[Start of Attachment]
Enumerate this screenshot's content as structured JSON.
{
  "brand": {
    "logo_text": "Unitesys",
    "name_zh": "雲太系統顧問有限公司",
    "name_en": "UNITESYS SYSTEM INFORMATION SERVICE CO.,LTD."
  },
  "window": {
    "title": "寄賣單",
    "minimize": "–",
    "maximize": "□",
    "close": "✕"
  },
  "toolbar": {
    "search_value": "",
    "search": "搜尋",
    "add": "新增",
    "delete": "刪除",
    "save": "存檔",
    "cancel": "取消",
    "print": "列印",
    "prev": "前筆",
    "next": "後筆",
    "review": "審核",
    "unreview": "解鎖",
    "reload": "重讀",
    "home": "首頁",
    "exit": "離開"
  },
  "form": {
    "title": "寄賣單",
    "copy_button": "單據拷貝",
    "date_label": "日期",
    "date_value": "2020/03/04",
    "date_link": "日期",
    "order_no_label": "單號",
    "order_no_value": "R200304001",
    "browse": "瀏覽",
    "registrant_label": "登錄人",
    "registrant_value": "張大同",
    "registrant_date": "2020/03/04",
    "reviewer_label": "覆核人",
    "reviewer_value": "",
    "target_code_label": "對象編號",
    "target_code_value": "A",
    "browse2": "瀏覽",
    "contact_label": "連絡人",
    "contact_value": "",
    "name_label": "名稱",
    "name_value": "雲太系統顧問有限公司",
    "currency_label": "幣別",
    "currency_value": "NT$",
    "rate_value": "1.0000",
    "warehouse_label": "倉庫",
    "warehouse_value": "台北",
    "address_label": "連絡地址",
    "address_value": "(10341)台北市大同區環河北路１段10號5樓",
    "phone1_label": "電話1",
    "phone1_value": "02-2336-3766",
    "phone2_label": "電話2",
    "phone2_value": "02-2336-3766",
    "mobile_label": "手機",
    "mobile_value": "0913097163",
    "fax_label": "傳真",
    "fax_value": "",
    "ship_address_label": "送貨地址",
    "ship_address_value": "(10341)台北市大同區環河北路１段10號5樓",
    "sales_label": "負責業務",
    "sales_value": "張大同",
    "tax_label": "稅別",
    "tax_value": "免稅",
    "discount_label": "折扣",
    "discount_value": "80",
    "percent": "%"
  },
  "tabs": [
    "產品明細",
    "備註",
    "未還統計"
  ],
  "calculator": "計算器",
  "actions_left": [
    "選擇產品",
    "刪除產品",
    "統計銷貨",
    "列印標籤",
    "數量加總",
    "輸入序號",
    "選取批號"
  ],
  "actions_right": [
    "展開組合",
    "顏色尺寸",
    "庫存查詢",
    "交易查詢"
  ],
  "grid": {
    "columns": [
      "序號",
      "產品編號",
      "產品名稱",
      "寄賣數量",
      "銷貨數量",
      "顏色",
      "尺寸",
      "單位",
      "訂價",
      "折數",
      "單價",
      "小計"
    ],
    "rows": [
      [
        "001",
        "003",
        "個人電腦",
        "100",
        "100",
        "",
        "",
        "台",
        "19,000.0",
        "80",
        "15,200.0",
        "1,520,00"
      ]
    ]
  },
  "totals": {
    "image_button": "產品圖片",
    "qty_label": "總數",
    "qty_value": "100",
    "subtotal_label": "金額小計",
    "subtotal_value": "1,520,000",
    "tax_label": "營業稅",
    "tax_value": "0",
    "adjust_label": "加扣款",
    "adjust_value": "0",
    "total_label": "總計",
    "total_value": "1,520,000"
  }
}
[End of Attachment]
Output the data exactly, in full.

EXERCISE RESULT —
Enumerate this screenshot's content as structured JSON.
{
  "brand": {
    "logo_text": "Unitesys",
    "name_zh": "雲太系統顧問有限公司",
    "name_en": "UNITESYS SYSTEM INFORMATION SERVICE CO.,LTD."
  },
  "window": {
    "title": "寄賣單",
    "minimize": "–",
    "maximize": "□",
    "close": "✕"
  },
  "toolbar": {
    "search_value": "",
    "search": "搜尋",
    "add": "新增",
    "delete": "刪除",
    "save": "存檔",
    "cancel": "取消",
    "print": "列印",
    "prev": "前筆",
    "next": "後筆",
    "review": "審核",
    "unreview": "解鎖",
    "reload": "重讀",
    "home": "首頁",
    "exit": "離開"
  },
  "form": {
    "title": "寄賣單",
    "copy_button": "單據拷貝",
    "date_label": "日期",
    "date_value": "2020/03/04",
    "date_link": "日期",
    "order_no_label": "單號",
    "order_no_value": "R200304001",
    "browse": "瀏覽",
    "registrant_label": "登錄人",
    "registrant_value": "張大同",
    "registrant_date": "2020/03/04",
    "reviewer_label": "覆核人",
    "reviewer_value": "",
    "target_code_label": "對象編號",
    "target_code_value": "A",
    "browse2": "瀏覽",
    "contact_label": "連絡人",
    "contact_value": "",
    "name_label": "名稱",
    "name_value": "雲太系統顧問有限公司",
    "currency_label": "幣別",
    "currency_value": "NT$",
    "rate_value": "1.0000",
    "warehouse_label": "倉庫",
    "warehouse_value": "台北",
    "address_label": "連絡地址",
    "address_value": "(10341)台北市大同區環河北路１段10號5樓",
    "phone1_label": "電話1",
    "phone1_value": "02-2336-3766",
    "phone2_label": "電話2",
    "phone2_value": "02-2336-3766",
    "mobile_label": "手機",
    "mobile_value": "0913097163",
    "fax_label": "傳真",
    "fax_value": "",
    "ship_address_label": "送貨地址",
    "ship_address_value": "(10341)台北市大同區環河北路１段10號5樓",
    "sales_label": "負責業務",
    "sales_value": "張大同",
    "tax_label": "稅別",
    "tax_value": "免稅",
    "discount_label": "折扣",
    "discount_value": "80",
    "percent": "%"
  },
  "tabs": [
    "產品明細",
    "備註",
    "未還統計"
  ],
  "calculator": "計算器",
  "actions_left": [
    "選擇產品",
    "刪除產品",
    "統計銷貨",
    "列印標籤",
    "數量加總",
    "輸入序號",
    "選取批號"
  ],
  "actions_right": [
    "展開組合",
    "顏色尺寸",
    "庫存查詢",
    "交易查詢"
  ],
  "grid": {
    "columns": [
      "序號",
      "產品編號",
      "產品名稱",
      "寄賣數量",
      "銷貨數量",
      "顏色",
      "尺寸",
      "單位",
      "訂價",
      "折數",
      "單價",
      "小計"
    ],
    "rows": [
      [
        "001",
        "003",
        "個人電腦",
        "100",
        "100",
        "",
        "",
        "台",
        "19,000.0",
        "80",
        "15,200.0",
        "1,520,00"
      ]
    ]
  },
  "totals": {
    "image_button": "產品圖片",
    "qty_label": "總數",
    "qty_value": "100",
    "subtotal_label": "金額小計",
    "subtotal_value": "1,520,000",
    "tax_label": "營業稅",
    "tax_value": "0",
    "adjust_label": "加扣款",
    "adjust_value": "0",
    "total_label": "總計",
    "total_value": "1,520,000"
  }
}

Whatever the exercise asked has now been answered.